Obesity is a growing threat to global health by virtue of its association with insulin resistance, glucose intolerance, hypertension, and dyslipidemia, collectively known as the metabolic syndrome or syndrome X. The nuclear receptors PPARα and PPARγ are therapeutic targets for hypertriglyceridemia and insulin resistance, respectively, and drugs that modulate these receptors are currently in clinical use. More recent work on the less-described PPAR isotype PPARδ has uncovered a dual benefit for both hypertriglyceridemia and insulin resistance, highlighting the broad potential of PPARδ in the treatment of metabolic disease. PPARδ enhances fatty acid catabolism and energy uncoupling in adipose tissue and muscle, and it suppresses macrophage-derived inflammation. Its combined activities in these and other tissues make it a multifaceted therapeutic target for the metabolic syndrome with the potential to control weight gain, enhance physical endurance, improve insulin sensitivity, and ameliorate atherosclerosis.
Grant D. Barish, Vihang A. Narkar, Ronald M. Evans
Tissue damage resulting from chemical, mechanical, and biological injury, or from interrupted blood flow and reperfusion, is often life threatening. The subsequent tissue response involves an intricate series of events including inflammation, oxidative stress, immune cell recruitment, and cell survival, proliferation, migration, and differentiation. In addition, fibrotic repair characterized by myofibroblast transdifferentiation and the deposition of ECM proteins is activated. Failure to initiate, maintain, or stop this repair program has dramatic consequences, such as cell death and associated tissue necrosis or carcinogenesis. In this sense, inflammation and oxidative stress, which are beneficial defense processes, can become harmful if they do not resolve in time.
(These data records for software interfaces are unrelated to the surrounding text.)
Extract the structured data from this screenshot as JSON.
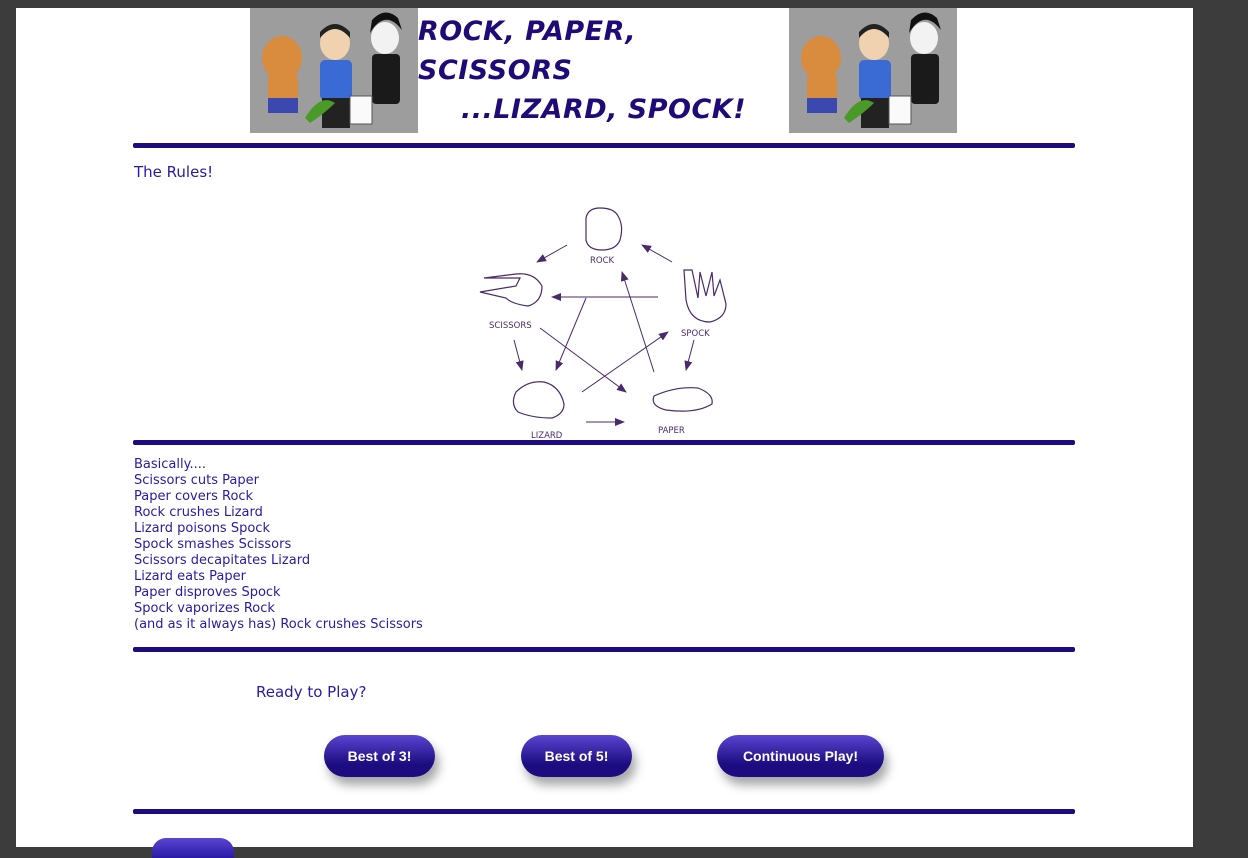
{
  "banner": {
    "title_line1": "ROCK, PAPER, SCISSORS",
    "title_line2": "...LIZARD, SPOCK!",
    "left_art_icon": "characters-illustration",
    "right_art_icon": "characters-illustration"
  },
  "rules_title": "The Rules!",
  "diagram": {
    "labels": {
      "rock": "ROCK",
      "spock": "SPOCK",
      "paper": "PAPER",
      "lizard": "LIZARD",
      "scissors": "SCISSORS"
    }
  },
  "rules_list": [
    "Basically....",
    "Scissors cuts Paper",
    "Paper covers Rock",
    "Rock crushes Lizard",
    "Lizard poisons Spock",
    "Spock smashes Scissors",
    "Scissors decapitates Lizard",
    "Lizard eats Paper",
    "Paper disproves Spock",
    "Spock vaporizes Rock",
    "(and as it always has) Rock crushes Scissors"
  ],
  "ready_text": "Ready to Play?",
  "buttons": {
    "best_of_3": "Best of 3!",
    "best_of_5": "Best of 5!",
    "continuous": "Continuous Play!"
  },
  "colors": {
    "accent": "#1c0c80",
    "text": "#2a1aa6"
  }
}
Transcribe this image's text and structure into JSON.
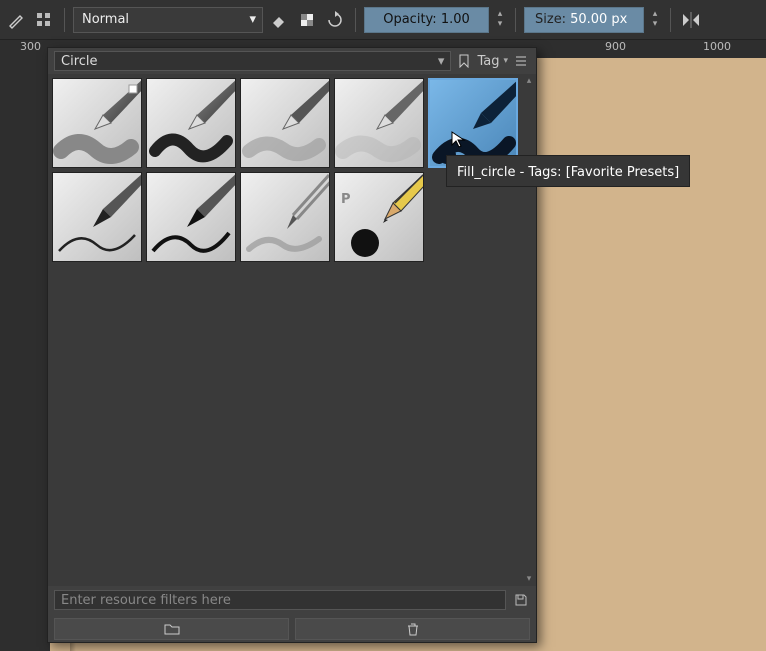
{
  "toolbar": {
    "blend_mode": "Normal",
    "opacity_label": "Opacity:",
    "opacity_value": "1.00",
    "size_label": "Size:",
    "size_value": "50.00 px"
  },
  "ruler": {
    "marks": [
      "300",
      "900",
      "1000"
    ]
  },
  "panel": {
    "search_value": "Circle",
    "tag_label": "Tag",
    "filter_placeholder": "Enter resource filters here",
    "presets": [
      {
        "id": "basic5-circle",
        "selected": false
      },
      {
        "id": "basic5-tilt",
        "selected": false
      },
      {
        "id": "basic5-soft",
        "selected": false
      },
      {
        "id": "basic5-softer",
        "selected": false
      },
      {
        "id": "fill-circle",
        "selected": true
      },
      {
        "id": "ink-pen-thin",
        "selected": false
      },
      {
        "id": "ink-pen",
        "selected": false
      },
      {
        "id": "layout-pencil",
        "selected": false
      },
      {
        "id": "pencil-hb",
        "selected": false
      }
    ]
  },
  "tooltip": {
    "text": "Fill_circle - Tags: [Favorite Presets]"
  }
}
This repair program is largely based on rapid and specific changes in gene expression controlled by transcription factors that sense injury. PPARs are such factors and are activated by lipid mediators produced after wounding. Here we highlight advances in our understanding of PPAR action during tissue repair and discuss the potential for these nuclear receptors as therapeutic targets for tissue injury.
Liliane Michalik, Walter Wahli
The liver X receptors (LXRs) are nuclear receptors that play central roles in the transcriptional control of lipid metabolism. LXRs function as nuclear cholesterol sensors that are activated in response to elevated intracellular cholesterol levels in multiple cell types. Once activated, LXRs induce the expression of an array of genes involved in cholesterol absorption, efflux, transport, and excretion. In addition to their function in lipid metabolism, LXRs have also been found to modulate immune and inflammatory responses in macrophages. Synthetic LXR agonists promote cholesterol efflux and inhibit inflammation in vivo and inhibit the development of atherosclerosis in animal models. The ability of LXRs to integrate metabolic and inflammatory signaling makes them particularly attractive targets for intervention in human metabolic disease.
Noam Zelcer, Peter Tontonoz
Members of the PPARγ coactivator-1 (PGC-1) family of transcriptional coactivators serve as inducible coregulators of nuclear receptors in the control of cellular energy metabolic pathways. This Review focuses on the biologic and physiologic functions of the PGC-1 coactivators, with particular emphasis on striated muscle, liver, and other organ systems relevant to common diseases such as diabetes and heart failure.
Brian N. Finck, Daniel P. Kelly